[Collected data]
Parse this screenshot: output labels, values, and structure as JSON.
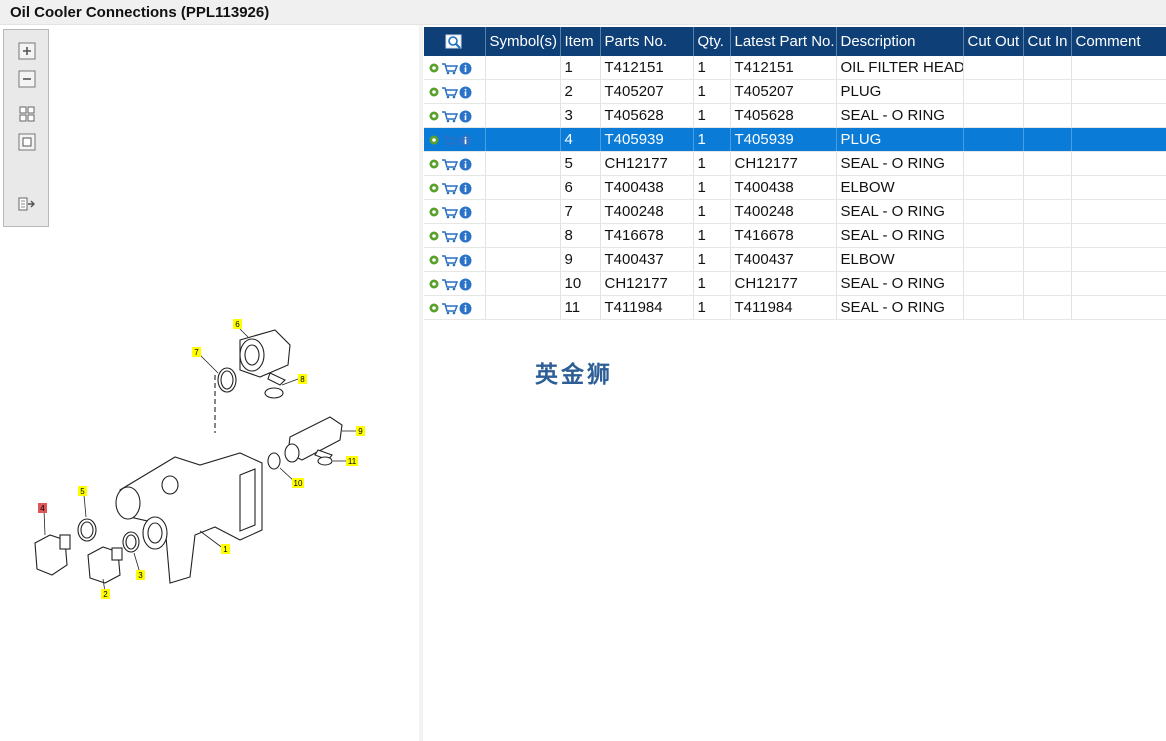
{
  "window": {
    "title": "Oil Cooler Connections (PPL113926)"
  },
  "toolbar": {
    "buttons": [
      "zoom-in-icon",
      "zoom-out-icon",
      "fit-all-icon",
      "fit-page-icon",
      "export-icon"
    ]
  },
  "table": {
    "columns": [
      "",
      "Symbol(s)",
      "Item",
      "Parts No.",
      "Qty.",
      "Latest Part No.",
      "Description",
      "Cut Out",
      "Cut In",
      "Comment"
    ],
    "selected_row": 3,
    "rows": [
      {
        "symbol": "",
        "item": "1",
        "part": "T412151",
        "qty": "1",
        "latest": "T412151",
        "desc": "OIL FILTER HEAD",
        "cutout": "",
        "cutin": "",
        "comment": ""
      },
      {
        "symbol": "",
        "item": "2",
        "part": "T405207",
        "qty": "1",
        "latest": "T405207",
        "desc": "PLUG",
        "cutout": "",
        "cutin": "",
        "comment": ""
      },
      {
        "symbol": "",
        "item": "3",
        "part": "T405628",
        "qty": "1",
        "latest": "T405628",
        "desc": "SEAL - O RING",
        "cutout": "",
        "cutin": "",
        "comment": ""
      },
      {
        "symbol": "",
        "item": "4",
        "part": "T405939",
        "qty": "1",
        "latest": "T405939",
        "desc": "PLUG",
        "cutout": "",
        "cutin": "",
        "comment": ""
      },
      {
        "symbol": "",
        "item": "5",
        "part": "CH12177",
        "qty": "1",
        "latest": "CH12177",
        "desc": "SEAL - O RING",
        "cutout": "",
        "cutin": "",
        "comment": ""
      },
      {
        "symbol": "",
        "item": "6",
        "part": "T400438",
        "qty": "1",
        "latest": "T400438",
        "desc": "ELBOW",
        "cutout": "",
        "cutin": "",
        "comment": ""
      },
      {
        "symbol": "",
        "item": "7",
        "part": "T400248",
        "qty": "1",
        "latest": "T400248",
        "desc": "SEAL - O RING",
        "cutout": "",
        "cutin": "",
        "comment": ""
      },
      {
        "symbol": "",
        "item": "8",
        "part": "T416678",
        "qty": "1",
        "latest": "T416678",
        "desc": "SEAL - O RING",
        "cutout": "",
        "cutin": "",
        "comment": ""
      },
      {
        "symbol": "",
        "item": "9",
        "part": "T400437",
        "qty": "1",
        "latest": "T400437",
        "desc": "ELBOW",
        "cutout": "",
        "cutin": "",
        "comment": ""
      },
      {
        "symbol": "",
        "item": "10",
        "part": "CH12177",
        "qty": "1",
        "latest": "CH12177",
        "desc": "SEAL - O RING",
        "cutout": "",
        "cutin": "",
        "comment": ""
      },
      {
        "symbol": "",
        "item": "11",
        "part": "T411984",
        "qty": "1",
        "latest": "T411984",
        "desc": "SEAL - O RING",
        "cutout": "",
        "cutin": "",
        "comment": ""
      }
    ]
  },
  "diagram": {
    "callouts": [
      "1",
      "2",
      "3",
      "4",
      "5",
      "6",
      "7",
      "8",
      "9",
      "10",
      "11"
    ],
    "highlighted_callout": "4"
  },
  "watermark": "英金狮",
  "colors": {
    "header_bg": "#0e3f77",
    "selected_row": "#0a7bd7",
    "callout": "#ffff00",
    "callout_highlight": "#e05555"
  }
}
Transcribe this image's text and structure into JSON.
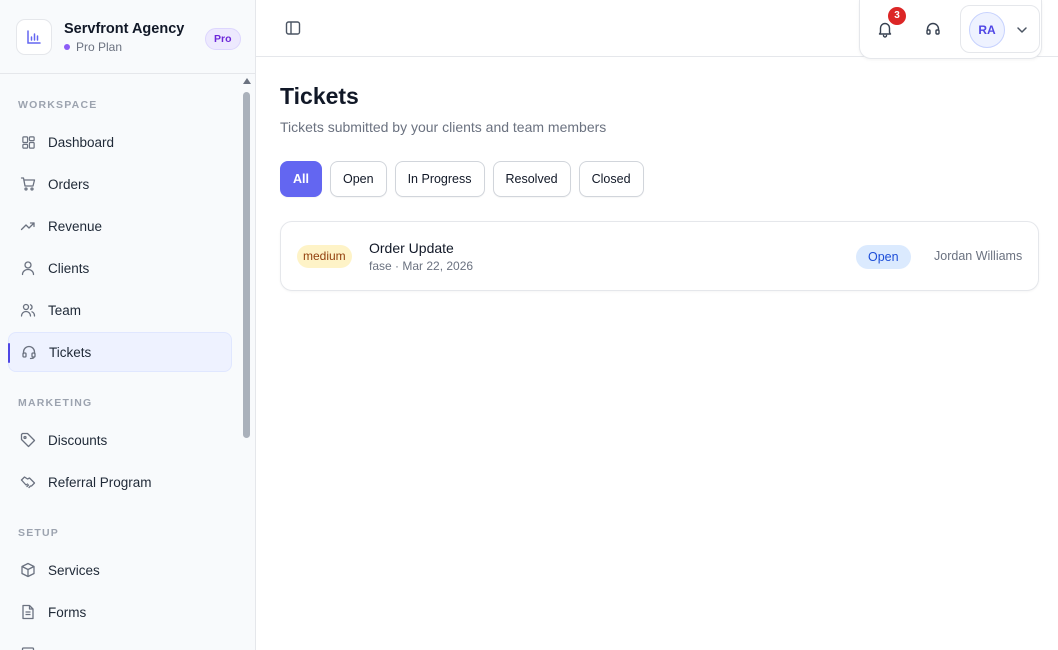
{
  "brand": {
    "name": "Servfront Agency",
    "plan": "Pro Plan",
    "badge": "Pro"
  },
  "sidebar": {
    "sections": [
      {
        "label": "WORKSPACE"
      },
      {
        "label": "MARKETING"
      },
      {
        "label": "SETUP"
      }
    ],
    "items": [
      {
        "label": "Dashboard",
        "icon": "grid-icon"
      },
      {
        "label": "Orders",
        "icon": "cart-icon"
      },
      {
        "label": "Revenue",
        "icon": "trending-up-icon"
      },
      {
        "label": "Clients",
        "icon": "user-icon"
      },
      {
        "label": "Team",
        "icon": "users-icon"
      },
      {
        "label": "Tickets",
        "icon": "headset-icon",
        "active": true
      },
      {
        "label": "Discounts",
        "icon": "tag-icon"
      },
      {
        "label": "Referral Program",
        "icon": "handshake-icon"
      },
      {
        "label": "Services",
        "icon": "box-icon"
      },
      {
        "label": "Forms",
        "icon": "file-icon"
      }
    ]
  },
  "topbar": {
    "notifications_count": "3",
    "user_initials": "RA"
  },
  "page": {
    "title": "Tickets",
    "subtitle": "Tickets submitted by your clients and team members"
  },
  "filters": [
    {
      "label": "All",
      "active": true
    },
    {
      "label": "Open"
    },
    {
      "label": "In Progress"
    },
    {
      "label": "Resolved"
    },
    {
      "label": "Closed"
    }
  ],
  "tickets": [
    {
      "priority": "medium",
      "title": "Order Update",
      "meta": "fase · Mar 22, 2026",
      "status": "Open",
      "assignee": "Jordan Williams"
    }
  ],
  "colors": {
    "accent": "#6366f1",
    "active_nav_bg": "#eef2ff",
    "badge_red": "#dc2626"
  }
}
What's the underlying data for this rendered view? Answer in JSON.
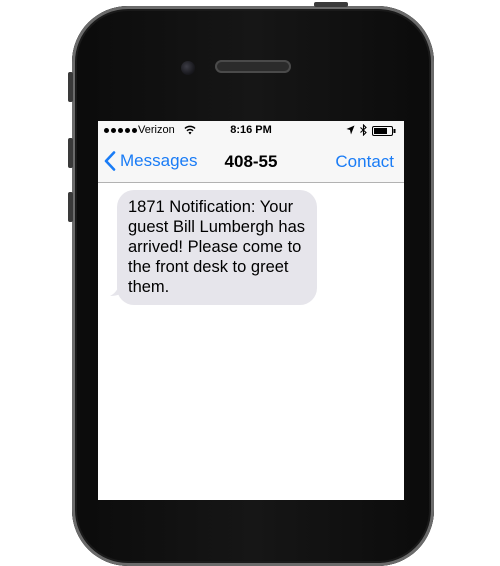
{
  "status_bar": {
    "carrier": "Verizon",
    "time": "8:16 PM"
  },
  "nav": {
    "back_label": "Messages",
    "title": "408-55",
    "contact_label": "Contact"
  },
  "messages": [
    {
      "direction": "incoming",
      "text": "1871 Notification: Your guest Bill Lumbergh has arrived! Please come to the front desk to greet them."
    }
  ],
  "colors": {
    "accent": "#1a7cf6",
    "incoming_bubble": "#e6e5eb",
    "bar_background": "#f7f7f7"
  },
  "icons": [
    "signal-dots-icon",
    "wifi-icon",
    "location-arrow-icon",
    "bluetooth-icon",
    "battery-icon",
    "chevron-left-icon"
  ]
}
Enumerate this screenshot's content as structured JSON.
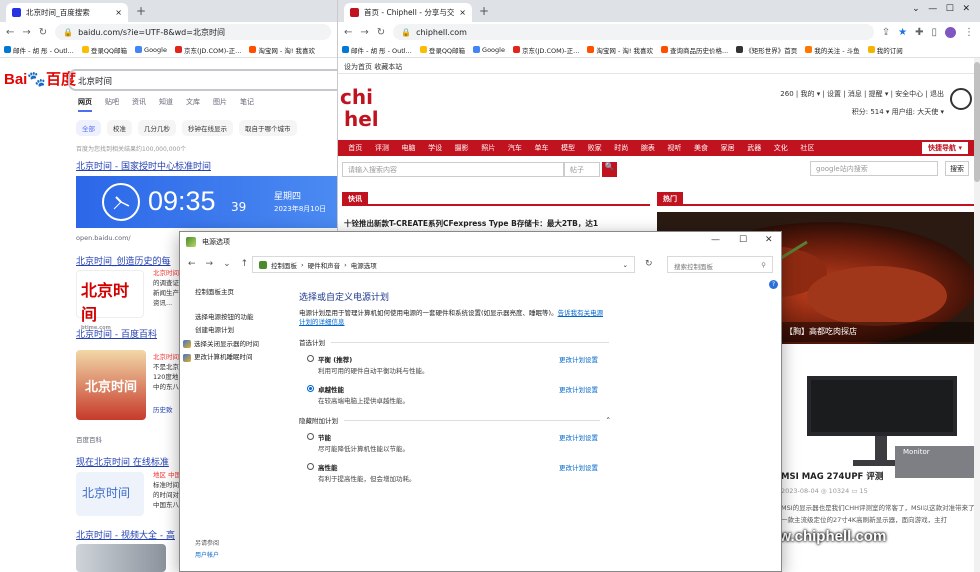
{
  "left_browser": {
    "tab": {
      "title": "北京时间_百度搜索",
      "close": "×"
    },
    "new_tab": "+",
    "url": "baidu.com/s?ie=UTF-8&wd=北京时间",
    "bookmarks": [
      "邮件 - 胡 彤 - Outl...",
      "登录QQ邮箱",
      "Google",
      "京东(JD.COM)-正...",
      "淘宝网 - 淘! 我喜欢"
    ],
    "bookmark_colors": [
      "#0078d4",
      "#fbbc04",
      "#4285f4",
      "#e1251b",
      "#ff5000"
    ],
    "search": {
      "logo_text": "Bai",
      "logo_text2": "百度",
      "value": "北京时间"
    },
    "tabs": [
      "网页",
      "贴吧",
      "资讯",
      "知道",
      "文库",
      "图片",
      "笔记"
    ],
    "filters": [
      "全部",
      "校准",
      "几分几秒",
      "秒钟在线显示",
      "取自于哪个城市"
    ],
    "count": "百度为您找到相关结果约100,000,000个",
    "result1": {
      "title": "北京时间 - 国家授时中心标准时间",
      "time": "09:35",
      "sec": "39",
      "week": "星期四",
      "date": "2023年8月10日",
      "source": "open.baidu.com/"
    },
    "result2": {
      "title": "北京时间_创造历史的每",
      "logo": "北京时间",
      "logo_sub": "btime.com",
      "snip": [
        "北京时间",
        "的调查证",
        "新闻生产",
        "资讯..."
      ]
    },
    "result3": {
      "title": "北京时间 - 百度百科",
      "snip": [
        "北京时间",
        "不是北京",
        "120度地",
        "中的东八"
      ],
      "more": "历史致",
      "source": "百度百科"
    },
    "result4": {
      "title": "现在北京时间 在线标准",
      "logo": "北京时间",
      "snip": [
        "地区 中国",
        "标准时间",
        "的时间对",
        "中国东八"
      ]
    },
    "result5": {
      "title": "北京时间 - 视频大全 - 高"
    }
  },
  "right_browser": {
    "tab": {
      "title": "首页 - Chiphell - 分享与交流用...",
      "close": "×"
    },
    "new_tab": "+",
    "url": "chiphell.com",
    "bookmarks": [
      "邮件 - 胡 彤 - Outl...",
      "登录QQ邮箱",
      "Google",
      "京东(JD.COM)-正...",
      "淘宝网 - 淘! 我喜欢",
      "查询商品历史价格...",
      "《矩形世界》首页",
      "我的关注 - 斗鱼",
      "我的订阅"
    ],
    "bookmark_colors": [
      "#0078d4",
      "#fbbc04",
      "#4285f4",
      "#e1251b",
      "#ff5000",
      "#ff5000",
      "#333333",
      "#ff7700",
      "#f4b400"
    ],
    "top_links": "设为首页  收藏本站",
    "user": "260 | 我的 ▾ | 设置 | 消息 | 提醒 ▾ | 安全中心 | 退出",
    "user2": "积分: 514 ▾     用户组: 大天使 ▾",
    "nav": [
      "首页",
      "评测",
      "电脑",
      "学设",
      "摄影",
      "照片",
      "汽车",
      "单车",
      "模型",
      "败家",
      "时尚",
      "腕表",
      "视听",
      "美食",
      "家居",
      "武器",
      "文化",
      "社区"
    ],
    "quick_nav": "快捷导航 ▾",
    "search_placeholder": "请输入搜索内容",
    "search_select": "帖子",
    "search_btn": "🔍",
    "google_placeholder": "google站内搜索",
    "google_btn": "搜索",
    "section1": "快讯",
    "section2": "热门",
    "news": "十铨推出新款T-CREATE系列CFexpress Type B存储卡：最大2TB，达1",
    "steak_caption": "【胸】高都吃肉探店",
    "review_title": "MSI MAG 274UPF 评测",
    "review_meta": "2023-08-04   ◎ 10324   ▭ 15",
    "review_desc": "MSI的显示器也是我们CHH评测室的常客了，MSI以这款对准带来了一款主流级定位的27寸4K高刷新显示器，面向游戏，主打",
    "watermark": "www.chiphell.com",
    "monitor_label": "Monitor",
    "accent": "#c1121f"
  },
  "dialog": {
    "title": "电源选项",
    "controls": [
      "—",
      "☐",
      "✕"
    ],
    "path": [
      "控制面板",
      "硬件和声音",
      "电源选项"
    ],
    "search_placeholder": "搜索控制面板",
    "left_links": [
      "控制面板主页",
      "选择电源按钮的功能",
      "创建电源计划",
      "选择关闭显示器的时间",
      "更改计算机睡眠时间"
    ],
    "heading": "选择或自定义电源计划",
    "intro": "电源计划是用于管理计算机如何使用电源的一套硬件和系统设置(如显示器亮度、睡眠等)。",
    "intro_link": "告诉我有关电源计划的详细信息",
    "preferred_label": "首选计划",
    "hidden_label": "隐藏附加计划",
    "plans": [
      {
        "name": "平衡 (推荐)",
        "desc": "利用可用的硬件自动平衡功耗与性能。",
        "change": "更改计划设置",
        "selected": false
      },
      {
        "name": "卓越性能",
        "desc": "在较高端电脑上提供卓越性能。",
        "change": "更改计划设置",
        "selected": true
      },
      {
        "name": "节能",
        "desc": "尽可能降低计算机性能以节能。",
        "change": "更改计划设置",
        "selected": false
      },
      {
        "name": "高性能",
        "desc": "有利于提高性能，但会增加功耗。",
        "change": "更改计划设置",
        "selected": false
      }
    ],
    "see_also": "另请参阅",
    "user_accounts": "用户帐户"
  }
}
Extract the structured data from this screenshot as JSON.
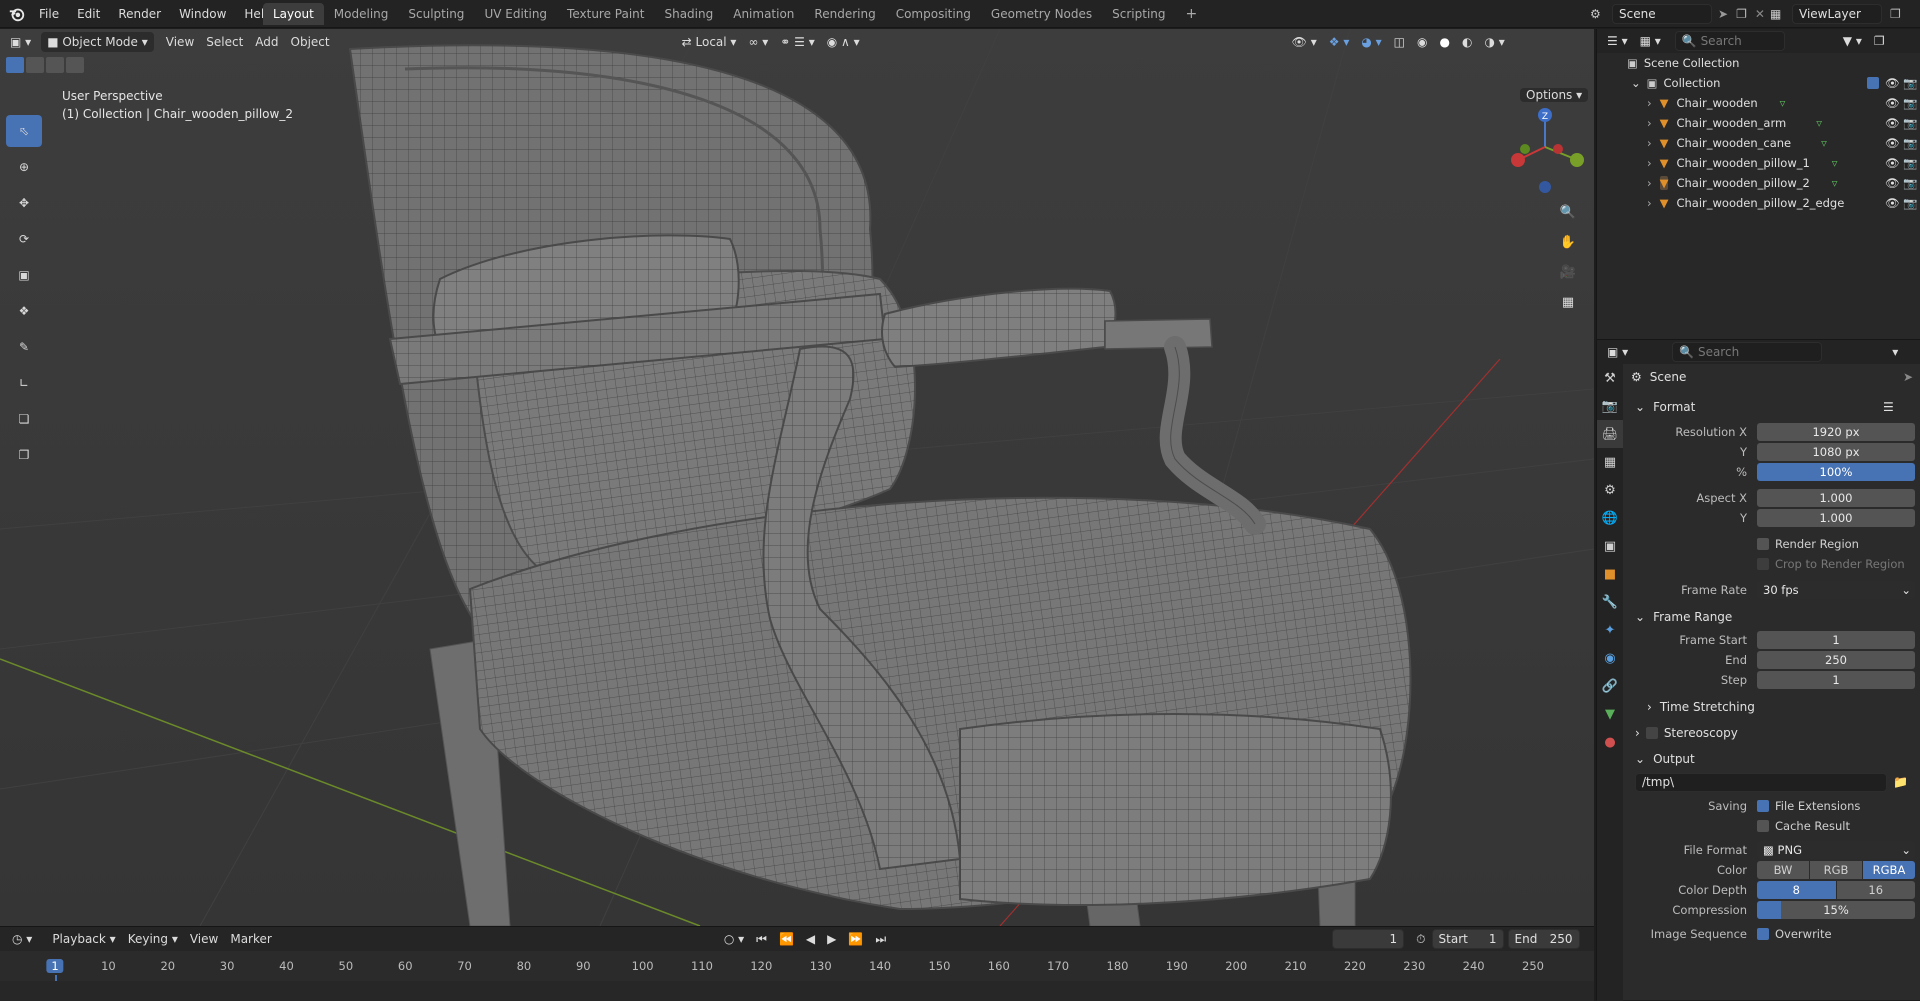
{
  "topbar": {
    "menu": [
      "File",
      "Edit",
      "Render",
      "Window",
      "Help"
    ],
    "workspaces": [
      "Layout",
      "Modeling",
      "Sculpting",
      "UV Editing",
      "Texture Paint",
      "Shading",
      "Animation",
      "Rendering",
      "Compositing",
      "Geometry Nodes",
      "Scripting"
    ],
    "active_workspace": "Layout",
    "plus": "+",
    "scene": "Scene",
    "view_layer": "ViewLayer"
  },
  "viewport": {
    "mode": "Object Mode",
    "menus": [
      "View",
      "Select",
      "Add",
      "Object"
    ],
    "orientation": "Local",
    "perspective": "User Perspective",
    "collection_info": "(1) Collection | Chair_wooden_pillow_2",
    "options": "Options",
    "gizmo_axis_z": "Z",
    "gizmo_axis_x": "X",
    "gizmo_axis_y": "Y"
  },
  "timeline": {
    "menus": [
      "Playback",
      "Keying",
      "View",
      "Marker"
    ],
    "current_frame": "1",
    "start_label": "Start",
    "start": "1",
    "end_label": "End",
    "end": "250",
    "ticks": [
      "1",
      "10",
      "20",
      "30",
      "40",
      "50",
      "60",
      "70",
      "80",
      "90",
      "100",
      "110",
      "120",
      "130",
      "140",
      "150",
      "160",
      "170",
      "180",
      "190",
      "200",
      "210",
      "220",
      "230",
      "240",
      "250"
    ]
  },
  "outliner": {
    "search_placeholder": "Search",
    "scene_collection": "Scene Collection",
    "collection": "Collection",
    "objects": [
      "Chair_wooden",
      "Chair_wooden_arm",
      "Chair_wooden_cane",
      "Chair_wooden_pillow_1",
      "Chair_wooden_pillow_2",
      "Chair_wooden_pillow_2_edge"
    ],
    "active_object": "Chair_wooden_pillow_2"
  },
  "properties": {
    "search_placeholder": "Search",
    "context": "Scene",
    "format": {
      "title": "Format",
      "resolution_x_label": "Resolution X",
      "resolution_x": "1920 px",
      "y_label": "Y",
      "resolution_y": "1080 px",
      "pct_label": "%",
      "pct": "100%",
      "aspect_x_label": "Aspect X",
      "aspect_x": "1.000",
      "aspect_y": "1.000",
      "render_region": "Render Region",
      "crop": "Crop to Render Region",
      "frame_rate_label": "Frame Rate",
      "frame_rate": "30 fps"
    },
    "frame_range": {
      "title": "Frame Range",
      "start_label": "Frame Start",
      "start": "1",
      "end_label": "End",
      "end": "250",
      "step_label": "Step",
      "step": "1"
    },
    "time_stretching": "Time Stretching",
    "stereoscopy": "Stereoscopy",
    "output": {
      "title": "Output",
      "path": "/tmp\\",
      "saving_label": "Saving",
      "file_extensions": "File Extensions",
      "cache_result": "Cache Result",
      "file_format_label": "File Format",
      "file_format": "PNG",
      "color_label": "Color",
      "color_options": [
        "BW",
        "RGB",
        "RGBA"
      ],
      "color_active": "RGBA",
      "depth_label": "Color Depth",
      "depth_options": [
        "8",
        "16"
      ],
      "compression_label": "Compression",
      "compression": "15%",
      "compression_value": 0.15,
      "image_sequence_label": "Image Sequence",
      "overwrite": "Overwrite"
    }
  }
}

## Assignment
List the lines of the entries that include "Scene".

## Response to the task
    "scene": "Scene",
    "scene_collection": "Scene Collection",
    "context": "Scene",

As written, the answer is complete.